Extracted data
□ □ □

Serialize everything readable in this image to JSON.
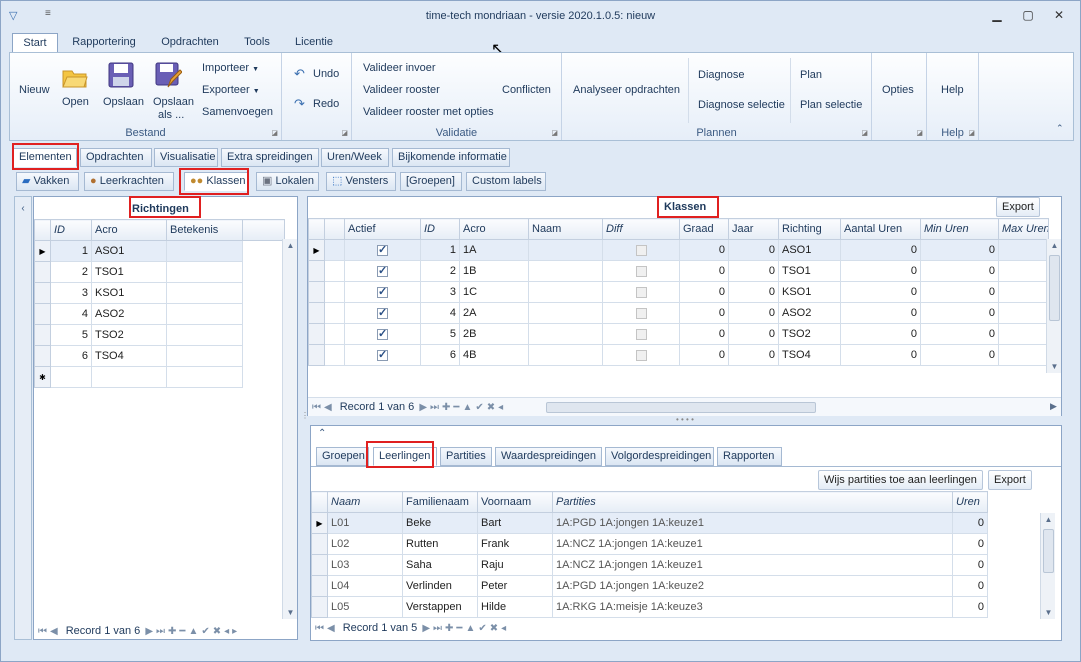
{
  "app": {
    "title": "time-tech mondriaan - versie 2020.1.0.5: nieuw"
  },
  "ribbon_tabs": [
    "Start",
    "Rapportering",
    "Opdrachten",
    "Tools",
    "Licentie"
  ],
  "ribbon": {
    "bestand": {
      "caption": "Bestand",
      "nieuw": "Nieuw",
      "open": "Open",
      "opslaan": "Opslaan",
      "opslaan_als_1": "Opslaan",
      "opslaan_als_2": "als ...",
      "importeer": "Importeer",
      "exporteer": "Exporteer",
      "samenvoegen": "Samenvoegen"
    },
    "undo": "Undo",
    "redo": "Redo",
    "validatie": {
      "caption": "Validatie",
      "valideer_invoer": "Valideer invoer",
      "valideer_rooster": "Valideer rooster",
      "valideer_opties": "Valideer rooster met opties",
      "conflicten": "Conflicten"
    },
    "plannen": {
      "caption": "Plannen",
      "analyseer": "Analyseer opdrachten",
      "diagnose": "Diagnose",
      "diagnose_selectie": "Diagnose selectie",
      "plan": "Plan",
      "plan_selectie": "Plan selectie"
    },
    "opties": "Opties",
    "help": {
      "caption": "Help",
      "label": "Help"
    }
  },
  "main_tabs": [
    "Elementen",
    "Opdrachten",
    "Visualisatie",
    "Extra spreidingen",
    "Uren/Week",
    "Bijkomende informatie"
  ],
  "element_tabs": [
    "Vakken",
    "Leerkrachten",
    "Klassen",
    "Lokalen",
    "Vensters",
    "[Groepen]",
    "Custom labels"
  ],
  "richtingen": {
    "title": "Richtingen",
    "columns": [
      "ID",
      "Acro",
      "Betekenis"
    ],
    "rows": [
      {
        "id": "1",
        "acro": "ASO1"
      },
      {
        "id": "2",
        "acro": "TSO1"
      },
      {
        "id": "3",
        "acro": "KSO1"
      },
      {
        "id": "4",
        "acro": "ASO2"
      },
      {
        "id": "5",
        "acro": "TSO2"
      },
      {
        "id": "6",
        "acro": "TSO4"
      }
    ],
    "record": "Record 1 van 6"
  },
  "klassen": {
    "title": "Klassen",
    "export": "Export",
    "columns": [
      "Actief",
      "ID",
      "Acro",
      "Naam",
      "Diff",
      "Graad",
      "Jaar",
      "Richting",
      "Aantal Uren",
      "Min Uren",
      "Max Uren"
    ],
    "rows": [
      {
        "actief": true,
        "id": "1",
        "acro": "1A",
        "graad": "0",
        "jaar": "0",
        "richting": "ASO1",
        "aantal": "0",
        "min": "0"
      },
      {
        "actief": true,
        "id": "2",
        "acro": "1B",
        "graad": "0",
        "jaar": "0",
        "richting": "TSO1",
        "aantal": "0",
        "min": "0"
      },
      {
        "actief": true,
        "id": "3",
        "acro": "1C",
        "graad": "0",
        "jaar": "0",
        "richting": "KSO1",
        "aantal": "0",
        "min": "0"
      },
      {
        "actief": true,
        "id": "4",
        "acro": "2A",
        "graad": "0",
        "jaar": "0",
        "richting": "ASO2",
        "aantal": "0",
        "min": "0"
      },
      {
        "actief": true,
        "id": "5",
        "acro": "2B",
        "graad": "0",
        "jaar": "0",
        "richting": "TSO2",
        "aantal": "0",
        "min": "0"
      },
      {
        "actief": true,
        "id": "6",
        "acro": "4B",
        "graad": "0",
        "jaar": "0",
        "richting": "TSO4",
        "aantal": "0",
        "min": "0"
      }
    ],
    "record": "Record 1 van 6"
  },
  "sub_tabs": [
    "Groepen",
    "Leerlingen",
    "Partities",
    "Waardespreidingen",
    "Volgordespreidingen",
    "Rapporten"
  ],
  "leerlingen": {
    "wijs_button": "Wijs partities toe aan leerlingen",
    "export": "Export",
    "columns": [
      "Naam",
      "Familienaam",
      "Voornaam",
      "Partities",
      "Uren"
    ],
    "rows": [
      {
        "naam": "L01",
        "familienaam": "Beke",
        "voornaam": "Bart",
        "partities": "1A:PGD 1A:jongen 1A:keuze1",
        "uren": "0"
      },
      {
        "naam": "L02",
        "familienaam": "Rutten",
        "voornaam": "Frank",
        "partities": "1A:NCZ 1A:jongen 1A:keuze1",
        "uren": "0"
      },
      {
        "naam": "L03",
        "familienaam": "Saha",
        "voornaam": "Raju",
        "partities": "1A:NCZ 1A:jongen 1A:keuze1",
        "uren": "0"
      },
      {
        "naam": "L04",
        "familienaam": "Verlinden",
        "voornaam": "Peter",
        "partities": "1A:PGD 1A:jongen 1A:keuze2",
        "uren": "0"
      },
      {
        "naam": "L05",
        "familienaam": "Verstappen",
        "voornaam": "Hilde",
        "partities": "1A:RKG 1A:meisje 1A:keuze3",
        "uren": "0"
      }
    ],
    "record": "Record 1 van 5"
  }
}
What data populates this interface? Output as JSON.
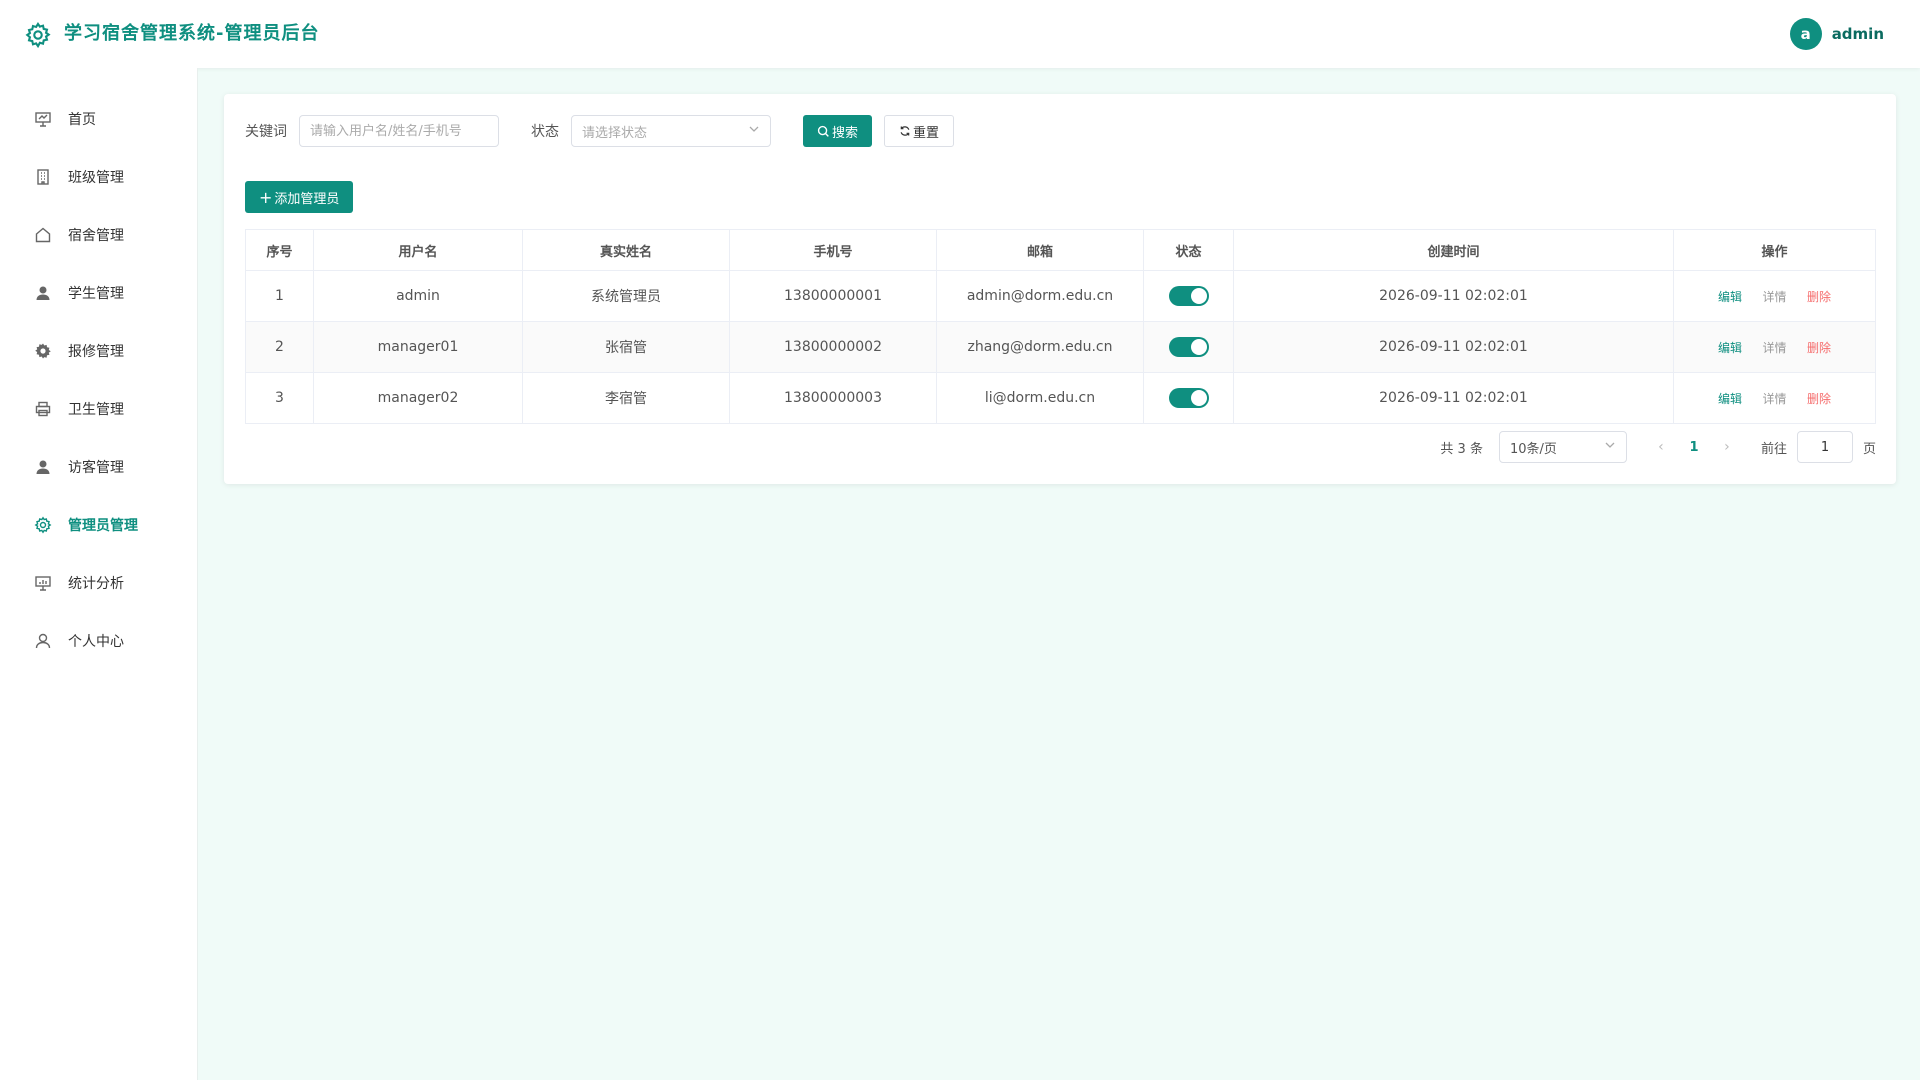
{
  "header": {
    "title": "学习宿舍管理系统-管理员后台",
    "avatar_letter": "a",
    "username": "admin"
  },
  "sidebar": {
    "items": [
      {
        "label": "首页",
        "icon": "dashboard-icon"
      },
      {
        "label": "班级管理",
        "icon": "building-icon"
      },
      {
        "label": "宿舍管理",
        "icon": "house-icon"
      },
      {
        "label": "学生管理",
        "icon": "user-icon"
      },
      {
        "label": "报修管理",
        "icon": "gear-icon"
      },
      {
        "label": "卫生管理",
        "icon": "printer-icon"
      },
      {
        "label": "访客管理",
        "icon": "user-icon"
      },
      {
        "label": "管理员管理",
        "icon": "settings-icon",
        "active": true
      },
      {
        "label": "统计分析",
        "icon": "chart-icon"
      },
      {
        "label": "个人中心",
        "icon": "person-icon"
      }
    ]
  },
  "filter": {
    "keyword_label": "关键词",
    "keyword_placeholder": "请输入用户名/姓名/手机号",
    "status_label": "状态",
    "status_placeholder": "请选择状态",
    "search_label": "搜索",
    "reset_label": "重置"
  },
  "add_button_label": "添加管理员",
  "table": {
    "columns": [
      "序号",
      "用户名",
      "真实姓名",
      "手机号",
      "邮箱",
      "状态",
      "创建时间",
      "操作"
    ],
    "rows": [
      {
        "index": "1",
        "username": "admin",
        "realname": "系统管理员",
        "phone": "13800000001",
        "email": "admin@dorm.edu.cn",
        "status": true,
        "created": "2026-09-11 02:02:01"
      },
      {
        "index": "2",
        "username": "manager01",
        "realname": "张宿管",
        "phone": "13800000002",
        "email": "zhang@dorm.edu.cn",
        "status": true,
        "created": "2026-09-11 02:02:01"
      },
      {
        "index": "3",
        "username": "manager02",
        "realname": "李宿管",
        "phone": "13800000003",
        "email": "li@dorm.edu.cn",
        "status": true,
        "created": "2026-09-11 02:02:01"
      }
    ],
    "actions": {
      "edit": "编辑",
      "detail": "详情",
      "delete": "删除"
    }
  },
  "pagination": {
    "total_text": "共 3 条",
    "page_size": "10条/页",
    "current_page": "1",
    "goto_label": "前往",
    "goto_value": "1",
    "page_suffix": "页"
  },
  "colors": {
    "accent": "#0f8f80",
    "danger": "#f56c6c"
  }
}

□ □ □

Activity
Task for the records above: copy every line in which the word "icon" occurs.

Exercise output
        "icon": "dashboard-icon"
        "icon": "building-icon"
        "icon": "house-icon"
        "icon": "user-icon"
        "icon": "gear-icon"
        "icon": "printer-icon"
        "icon": "user-icon"
        "icon": "settings-icon",
        "icon": "chart-icon"
        "icon": "person-icon"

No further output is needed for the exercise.